In Xero, you’ll find bank statement transactions in the Bank Statements tab and transactions that have been entered into the software in the Account Transactions tab. Both tabs are found within the Banking page. Flipping back and forth between those tabs, I can verify the balance of the account at any moment in time, identify unreconciled transactions, and usually easily identify duplicate entries.
If I want to have a report and make the verification of transactions official, than I would go to the Bank Reconciliation Report and see the balances, outstanding transactions, and unreconciled bank statement transactions. From there I could publish a report that would be saved in the system
With QuickBooks Online, the Account History tab is where I would go to see if a balance is correct at any given moment in time. I would then go the Reconcile page to make the verification of transactions official.
The Reconcile page is where you can find duplicate and unreconciled transactions. Unlike Xero’s Bank Reconciliation Report, you can easily drill down into any transaction. Because it separates out deposits vs. withdrawals, you can figure out whether it’s a deposit, a withdrawal, or both, that is throwing your reconciliation out.
In the past, I would have said that I preferred QuickBooks’ method. However, now that Xero’s Bank Statements tab in the Banking page allows you to see running balances, and because the Account Transactions tab is right beside it, I find I don’t have to leave Xero’s Banking page to figure out why my balance isn’t correct.
I may have got a bit lost in all the details as I tried to describe what each system does and how they differ, so I want to make something clear. It’s not really what the systems can do, because they can largely do the same thing, but how they do it.
QuickBooks Online and Xero each use a different approach to organizing the data. I feel like Xero’s method is a bit cleaner and easier to work with, especially since it’s all in the same page (although separated by tabs). In QuickBooks Online, the account history page doesn’t link back to the reconciled bank statement, and the Reconcile page is also in a separate area, so it’s not as easy to follow the transactions history and associations.
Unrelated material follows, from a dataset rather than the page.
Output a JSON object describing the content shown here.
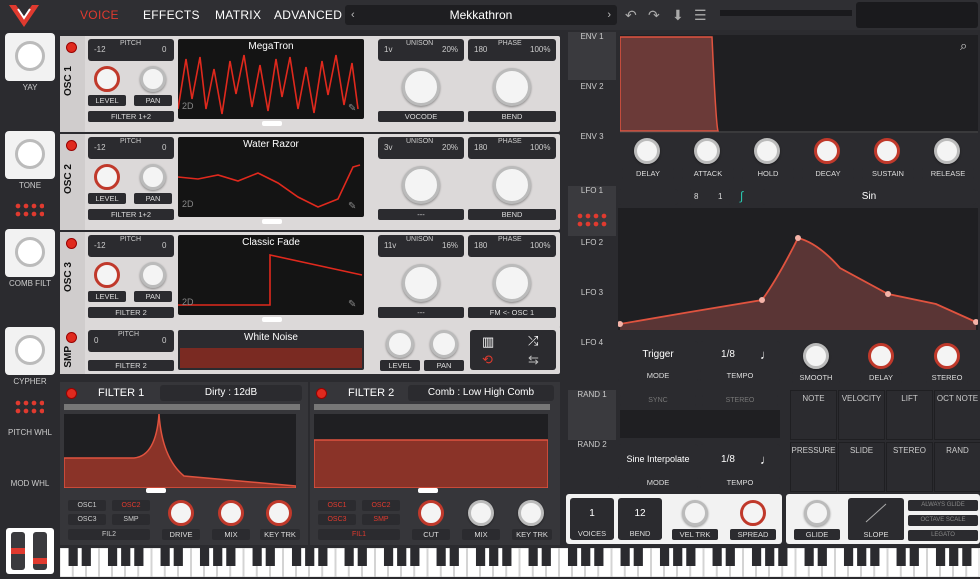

This is a purely feel type of thing, but I have to give Xero the edge here. It’s just a more complete and thought-out solution. Xero can handle more exceptional situations and in general seems to be the “smarter” system, or perhaps the system that is less prone to errors. Once you have your data in, it’s easier to navigate and double-check it in Xero.
So, unlike in the previous article, where I couldn’t declare a winner between QuickBooks Online and Xero when it comes to speed, I will declare Xero the winner when it comes to working within the Banking page. Xero’s system is more usable, customizeable and accurate.
Have you had experience using both systems? What do you think?
Greg Lam will be presenting the sessions, Cloud Accounting Face Off and Setting Up a Paperless Accounting Flow, at Accountex 2016, Nov 15-18 in Las Vegas. The original post appeared on the Sleeter Group blog. AccountingWEB and Accountex have partnered to bring you this content as we share a belief in the furtherment of the profession through greater insights.